The air has changed. Leaves are rustling on the ground, fallen, clearing the space for kitchen smells to gently waft throughout Waukee. A hint of homemade apple pie dances with the scent of a savory butternut squash soup.
Unfortunately, for some Waukee families, these delicious scents are not as common as the stress of built-up bills and empty cupboards. This is where the Waukee Area Christian Food Pantry enters the picture, opening its welcoming doors twice a week to provide emergency food supplies and personal items to those in need. Local churches combined forces to make the pantry – an entity of Waukee Area Christian Services (WACS) – a reality in October of 2005.
WACS Director Melissa Stimple (pictured above) has been with the organization since its inception. After nine years, she’s still inspired every day by witnessing the difference the organization makes in people’s lives. “Every day is like the first one all over again,” Stimple said.
How the Pantry Works
Food and personal items are donated to the food pantry through local churches, individuals and businesses. The products are then redistributed to individuals and families in need.
The pantry is available to those living within the Waukee School District and/or those recommended by one of the eight partner churches involved in WACS. “We serve all types of people, from seniors to everyday families to single mothers,” Stimple said.
New clients go through a brief screening process, fill out a short information form, and provide proof of residence and photo identification. A week’s worth of groceries is then dispensed upon approval, allowed once per calendar month. The groceries include enough items to prepare three meals per day.

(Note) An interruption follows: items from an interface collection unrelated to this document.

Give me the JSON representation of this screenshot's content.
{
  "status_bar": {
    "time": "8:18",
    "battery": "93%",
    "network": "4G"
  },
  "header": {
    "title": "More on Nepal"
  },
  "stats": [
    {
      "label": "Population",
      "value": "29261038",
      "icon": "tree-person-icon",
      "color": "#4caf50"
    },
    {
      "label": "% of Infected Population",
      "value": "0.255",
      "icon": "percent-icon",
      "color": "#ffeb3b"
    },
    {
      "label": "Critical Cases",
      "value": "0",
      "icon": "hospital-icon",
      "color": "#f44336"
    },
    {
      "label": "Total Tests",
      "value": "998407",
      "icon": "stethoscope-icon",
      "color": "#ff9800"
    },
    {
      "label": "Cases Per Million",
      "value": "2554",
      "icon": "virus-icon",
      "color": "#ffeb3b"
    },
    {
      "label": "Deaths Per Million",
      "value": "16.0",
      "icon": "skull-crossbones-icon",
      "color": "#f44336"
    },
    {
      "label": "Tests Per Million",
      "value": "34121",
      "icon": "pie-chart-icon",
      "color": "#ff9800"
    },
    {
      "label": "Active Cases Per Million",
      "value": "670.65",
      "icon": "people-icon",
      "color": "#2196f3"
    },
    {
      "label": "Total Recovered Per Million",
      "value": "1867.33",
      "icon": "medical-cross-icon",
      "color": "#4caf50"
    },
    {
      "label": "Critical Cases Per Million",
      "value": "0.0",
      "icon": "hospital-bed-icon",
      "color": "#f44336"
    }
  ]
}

To keep things as convenient as possible for its clients, appointments are not required and all goods and services are available on a first-come, first-serve basis.
Full Service Agency
Waukee Area Christian Services (WACS) did not mess around when they claimed the word “services” in their name. Its Free Clinic offers necessary services to all ages, including sports physicals, minor illness and injury care, diabetes testing and chronic disease management. Free Clinic hours are Mondays from 5:30 PM – 7:00 PM. Open since 2009, its mission is to serve the under-
Stimple mentioned that there is currently an opening for a Clinic Medical Director that needs to be filled by an interested MD, DO or Nurse Practitioner.
WACS has also created The Fruitful Vine Garden, a community garden that was first planted in 2010. This garden is not your typical backyard plot. Rows and rows of fruits and vegetables grow on the Westview Church grounds for the WACS to distribute through the pantry. Volunteers, including the Dallas County Master Gardeners, keep the plants in tip-top shape and additional hard-working hands are always welcome during its three weekly shifts.
“This is the garden’s fourth year, and so far we’ve harvested tomatoes, cucumbers, kale, turnips, squash, green beans and beets, along with some other fresh produce,” Stimple said. “We’re looking forward to harvesting asparagus, blueberries and strawberries
The WACS also offers prayers for those who ask for them. Stimple said that clients have attested that this human-spiritual connection is a meaningful aspect of the organization, as well.
Here Come the Holidays
The pantry is now gearing up to prepare boxes of Thanksgiving meal ingredients for needy families. The boxes include items such as a full turkey or ham, stuffing, canned green beans, boxed or fresh potatoes, corn muffins and fruit.
For Christmas this year, WACS will be taking the reins from the Waukee Police Department and handling the gift donations that the police have traditionally handled for the past 20 years. “This year, we will be putting together Christmas gifts and food boxes for the families we serve,” Stimple said.
“If you would like to ‘adopt’ a family, or if you are a family in need, contact us,” Stimple said. “We’ll accept as many families as possible.”
While the pantry welcomes holiday-centric donations, Stimple said that basics, such as cereal, soup, canned goods and peanut butter, are needed year-round. These donations make a significant difference for the 100 families that use the Pantry every month. While the pantry recently installed large industrial refrigerators and freezers to store perishable items, Stimple does recommend calling ahead to make sure adequate space is available before donating items that require cold storage.
“Monetary donations are also always welcome,” Stimple recommended. “Such donations allow us to purchase gift cards and items that we need.”
How to Donate
Donations – especially baby and personal needs items – are always greatly appreciated. Simply drop off goods during the pantry’s normal hours (Mondays from 4:00 PM – 6:00 PM and Thursdays from 9:00 AM – 11:00 AM), or make a donation at one of the partner churches (listed at waukeechristianservices.org) or local businesses, including Dahl’s, Fareway, Waukee City Hall and the Waukee Police Department.
Stimple said that while the services offered through the non-profit are made possible by generous volunteers and donors, more help is always needed. So give a little time, give goods, and/or lend a helping hand. Your contribution will help to make the upcoming holidays that much warmer for our Waukee neighbors this year.
1155 SE Boone Dr, Waukee, IA 50263